Whitewashing the Past: A KKK Display in a Small Rural Midwestern Town

Research output: Contribution to journalArticlepeer-review


In States of Denial, Stanly Cohen describes how individuals and institutions know about yet deny the occurrences of oppressive acts, seeing only what they want to see and wearing blinders to avoid seeing the rest. Cohen emphasizes that denial though deplorable is complicated. It is not simply a matter of refusing to acknowledge the obvious, though uncomfortable, truth. Many people “know” and “not-know” about human suffering at the time. “Whitewashing the Past” explores White supremacy’s legacy in the rural Midwest through its telling of a town’s reaction and non-reaction to a truth compromising library display of the town’s Ku Klux Klan’s history.

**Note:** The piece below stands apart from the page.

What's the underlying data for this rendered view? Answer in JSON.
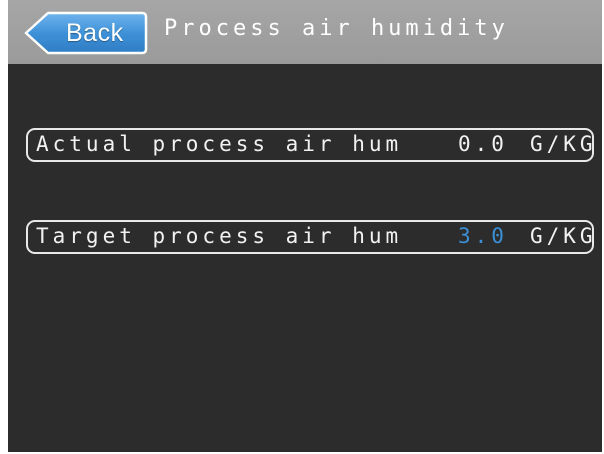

Racial segregation and racial indifference maintain the American caste system that renders African Americans’ experiences as irrelevant to rural Midwest majority White towns, when their very composition as majority White is dependent on exclusionary Sundown policies and ordinances that are “known” and “not known.”

Original languageEnglish (US)
Pages (from-to)134-136
Number of pages3
JournalQualitative Inquiry
Issue number2
StatePublished - Feb 1 2017


  • Ku Klux Klan
  • racial indifference
  • rural Midwest
  • sundown towns

ASJC Scopus subject areas

  • Anthropology
  • Social Sciences (miscellaneous)


Dive into the research topics of 'Whitewashing the Past: A KKK Display in a Small Rural Midwestern Town'. Together they form a unique fingerprint.

Cite this